Wage increases accelerate inflationary spiral – Winnipeg Free Press


Investors in the United States were surprised last week by a consumer price report that appeared to show that inflation had subsided. They plunged back into buying stocks and bonds on the belief that the Federal Reserve, the nation’s central bank, would soon begin to slow its rapid interest rate increases.

The events of the past week in Canada, however, painted a different picture. Education support workers in Ontario went on strike in support of wage demands, defying a newly enacted provincial law that attempted to impose a wage settlement, prohibited them from striking and barred any recourse to the courts to enforce their right to strike.

Taken together, these events suggested that consumer price increases were slowing in the United States, but Canadian workers were insisting on wage increases to keep abreast of inflation. Widespread wage increases would force some employers to raise prices, thus giving a new impetus to the inflationary spiral.

The regular report on consumer prices from the United States Bureau of Labor Statistics showed that the prices of a wide basket of consumer goods increased by 7.7% between October last year and October this year. This is the lowest year-on-year rate of increase since the period ending in January this year and follows successive declines in the annual rate in July, August and September. June’s 9% increase has started to look like a long-exceeded high.

Federal Reserve Chairman Jerome Powell has repeatedly said that the central bank must be firm and determined to raise interest rates to bring down inflation. Investors, however, felt that the bank should acknowledge the evident easing of upward pressure on prices.

Ontario’s education support workers, meanwhile, were unimpressed when Premier Doug Ford harshly criticized their contract demands by passing a bill to force them into a contract. Far from quietly complying, teacher aides and school custodians represented by the Canadian Union of Public Employees went on strike, closed schools and won broad support from other unions and Ontarians.


Doug Ford, Premier of Ontario

Premier Ford backed down and asked the union to resume negotiations that his bill had interrupted.

By persisting in the strike threat, CUPE and its members risked the heavy financial penalties contained in Premier Ford’s bill. It was clear, however, that other unions would help CUPE pay any fines that might be imposed. The Ontario government was not just recruiting education support workers; he sought to do battle with the Canadian labor movement, including autoworkers whose industry forms the backbone of Ontario’s economy.

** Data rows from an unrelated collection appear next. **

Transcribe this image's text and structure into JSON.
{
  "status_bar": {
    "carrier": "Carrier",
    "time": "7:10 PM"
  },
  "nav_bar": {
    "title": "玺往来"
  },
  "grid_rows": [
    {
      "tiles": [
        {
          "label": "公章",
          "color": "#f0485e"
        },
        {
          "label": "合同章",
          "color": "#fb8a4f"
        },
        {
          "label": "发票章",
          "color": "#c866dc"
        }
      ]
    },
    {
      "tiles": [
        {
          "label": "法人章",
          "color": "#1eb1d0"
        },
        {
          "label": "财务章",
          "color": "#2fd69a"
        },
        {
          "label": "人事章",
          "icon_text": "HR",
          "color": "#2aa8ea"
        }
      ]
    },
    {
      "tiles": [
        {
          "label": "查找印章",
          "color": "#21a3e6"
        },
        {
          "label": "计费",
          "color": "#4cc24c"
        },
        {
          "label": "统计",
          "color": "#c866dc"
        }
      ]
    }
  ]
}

This is what dynamic economists and central bankers feared. Workers have seen inflation eat away at their purchasing power for over a year now and they are eager for wage increases. Their defiance of Premier Ford’s strike ban law showed a high degree of determination to earn a higher salary. Some employers will have to raise the prices of their goods and services in order to cover the wage increases their workers need – and there is another round of the wage-price spiral.

Workers in the United States, like those in Canada, are well aware that employers have been unable to find and hire the workers they need at previously prevailing wage rates. Today’s workers can afford to be selective. As things stood last week, Wall Street thought it discerned an imminent end to the current wave of inflation. Main Street hadn’t noticed the difference.

Christy J. Olson